Poor hauls of sanma saury, which is called the “flavor of the people,” are becoming increasingly serious. It is important for the economies concerned to abide by international agreements and prevent overfishing, and they are finally getting on the same page in this regard.

The North Pacific Fisheries Commission (NPFC), which consists of eight economies including Japan, China, South Korea and Taiwan, held its annual meeting and agreed to reduce the catch quota for saury by 40% from the current 556,250 tons to 333,750 tons.

The quota will consists of 198,000 tons in the high seas, where fishing can be done freely, and 135,750 tons in the exclusive economic zones (EEZs) of Japan and Russia, and will be applied for two years starting this year.

Japan has been calling for fishing restrictions since 2017. China, Taiwan and other economies, which were initially cautious about restrictions, compromised and agreed to set a quota for the first time in 2019. The government says that this time as well it has been able to share a sense of crisis over the lower hauls, which can be called a step forward.

However, the total catch of saury has decreased from about 440,000 tons in 2018 to about 190,000 tons in 2019. The quota of about 330,000 tons is much larger than the actual take, and is not sufficient for reducing hauls.

Japan’s proposal to allocate fishing quotas to each economy was also put off.
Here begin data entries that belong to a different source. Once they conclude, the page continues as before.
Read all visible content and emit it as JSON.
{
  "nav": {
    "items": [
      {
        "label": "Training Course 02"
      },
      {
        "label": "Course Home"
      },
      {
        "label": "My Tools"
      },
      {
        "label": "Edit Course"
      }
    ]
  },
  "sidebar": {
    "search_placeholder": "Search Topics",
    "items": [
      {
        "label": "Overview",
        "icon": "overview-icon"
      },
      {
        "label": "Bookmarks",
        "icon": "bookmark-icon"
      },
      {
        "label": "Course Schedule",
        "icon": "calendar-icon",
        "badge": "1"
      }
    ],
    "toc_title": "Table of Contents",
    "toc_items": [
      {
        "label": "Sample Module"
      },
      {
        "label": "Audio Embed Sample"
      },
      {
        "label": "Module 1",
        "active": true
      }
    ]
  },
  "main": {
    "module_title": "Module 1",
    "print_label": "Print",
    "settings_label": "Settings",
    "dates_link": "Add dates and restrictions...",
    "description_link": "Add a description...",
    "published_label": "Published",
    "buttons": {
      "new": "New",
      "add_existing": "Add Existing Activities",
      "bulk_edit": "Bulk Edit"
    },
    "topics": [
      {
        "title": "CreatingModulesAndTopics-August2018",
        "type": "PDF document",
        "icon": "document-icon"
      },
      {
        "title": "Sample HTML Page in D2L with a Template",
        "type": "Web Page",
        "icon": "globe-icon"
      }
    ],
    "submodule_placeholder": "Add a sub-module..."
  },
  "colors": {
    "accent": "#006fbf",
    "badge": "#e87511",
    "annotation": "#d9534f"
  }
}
This raises questions about the effectiveness of the resource protection measures.

Instead of allocating quotas to each of them, the economies agreed at the meeting that they should not exceed 60% of their actual catch in 2018.

A self-reporting system is used for amount of the catches. To ensure the implementation of the agreement, they plan to establish a framework for mutual inspections through such means as satellite monitoring systems, which must be installed on fishing vessels operating on the high seas. This framework must strictly be enforced.

Japan’s saury catch stayed in the 200,000- to 300,000-ton range in the 2000s but has fallen sharply in recent years, with data showing that the landings in 2020 fell below 30,000 tons.

Wholesale prices have soared to an average of nearly ¥500 per kilogram in 2020, making saury less likely to reach people’s tables.

There are many theories as to why Japan’s catch is so low. Some say China and Taiwan are “preemptively” catching saury as they migrate northward from summer to autumn in the high seas of the Pacific Ocean, before moving south to enter Japan’s EEZ.

In contrast, some believe that rising sea temperatures caused by global warming have prevented saury, which prefer cold water, from coming to the waters around Japan.

It is important for Japan to take the initiative in conducting scientific research in cooperation with other economies to accurately determine changes in the amount of saury resources and the actual state of migration. Appropriate regulations must be implemented based on the findings.

— The original Japanese article appeared in The Yomiuri Shimbun on March. 7, 2021.